"You can’t look away, you’re fully immersed and vulnerable and that’s a powerful thing"
This belief has defined Koblin’s career from day one. His data-visualisation work has always been about creating experiences that move people. Virtual reality is simply another means to do this. Like in Clouds Over Sidra, powerful VR content has the potential to connect users to others and engage them in emotional experiences that may otherwise to be too far removed from their immediate environment.
“At the core of it I think most good storytelling still has many of the same components, so there are characters you empathise with, settings that feel real,” says Koblin. “The difference is that being a part of virtual reality is not an ephemeral experience between your imagination and the storyteller.
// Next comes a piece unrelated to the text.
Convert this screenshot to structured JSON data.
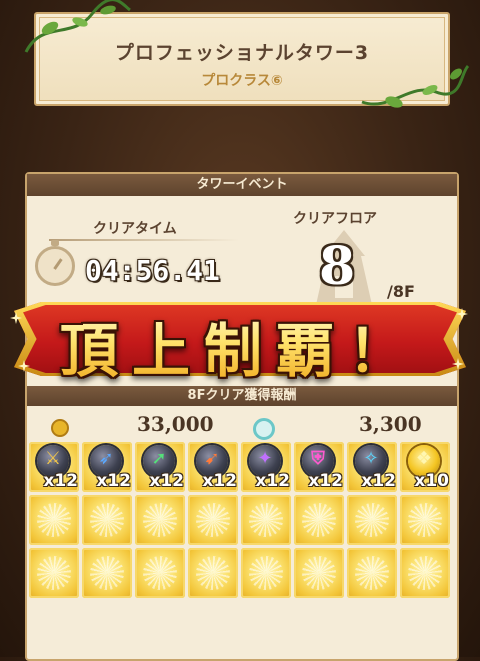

It’s actually a much more visceral presence and experience when you’re a part of the environment. That means there are also greater opportunities and a plethora of challenges as well.”
Those challenges range from practicalities like high-resolution imagery and reducing latency, to more conceptual questions around what this medium means and how you express it. Like all new technologies before it, VR required an exploratory phase. Koblin himself admits the technology still hasn’t reached a consumer level; it’s just crossed the baseline threshold. But technology is only one part of the VR experience. Like Koblin says, one of the greatest challenges here is content. How do you tell a story in VR?
“Seeing all the consumer devices now having these capabilities crossing the threshold we feel like it’s the time to really start something and really experiment with not just what’s technically possible but what’s possible from a narrative perspective,” says Koblin. “How do you figure out the language of the medium? How can you come up with a pipeline, a toolset and a dialogue for around how this stuff should work? So that’s why we started Vrse.”
Vrse’s task is to help devise a language for VR, to get to grips with its features and understand what makes sense from a story perspective. As it stands, Koblin sees Vrse’s stories as metaphorical verses, short narrative perspectives that exist within a larger metaverse. “This idea is that Vrse is this short single element of this larger metaverse, if you will,” he explains. “This idea that you have to have one short narrative perspective and all these different viewpoints can exist together.”
The applications of VR are definitely not restricted to entertainment. Some of the most exciting potentials lie in medicine, where doctors can trail surgery in virtual environments, and psychology, where immersive therapy has already been successful in treating post-traumatic stress disorder in soldiers. It could also prove invaluable for brands.
“I think the kind of connect you can make in virtual reality is potentially the kind of connection you remember for the rest of your life, it’s about experience, and presence, and being there,” explains Koblin. “I think it’s a massive opportunity. It will need to be done intelligently, tastefully and with respect for the user because you can’t look away, you’re fully immersed and vulnerable and that’s a powerful thing.”
With any technology that’s new to the market there’s the potential to set the bar high, and there’s also the potential to set it too low. Koblin and Vrse want to ensure it’s the former. The fact that VR’s format is so unknown is a challenge and an opportunity.
“I think part of what we see with HBO, Netflix and all these great creatives of the modern day is that they’ve abandoned a lot of the tropes that have evolved around formats. I think we have the opportunity to create these standards not around the machines and not around the industry but around the user and around what is actually a great experience.”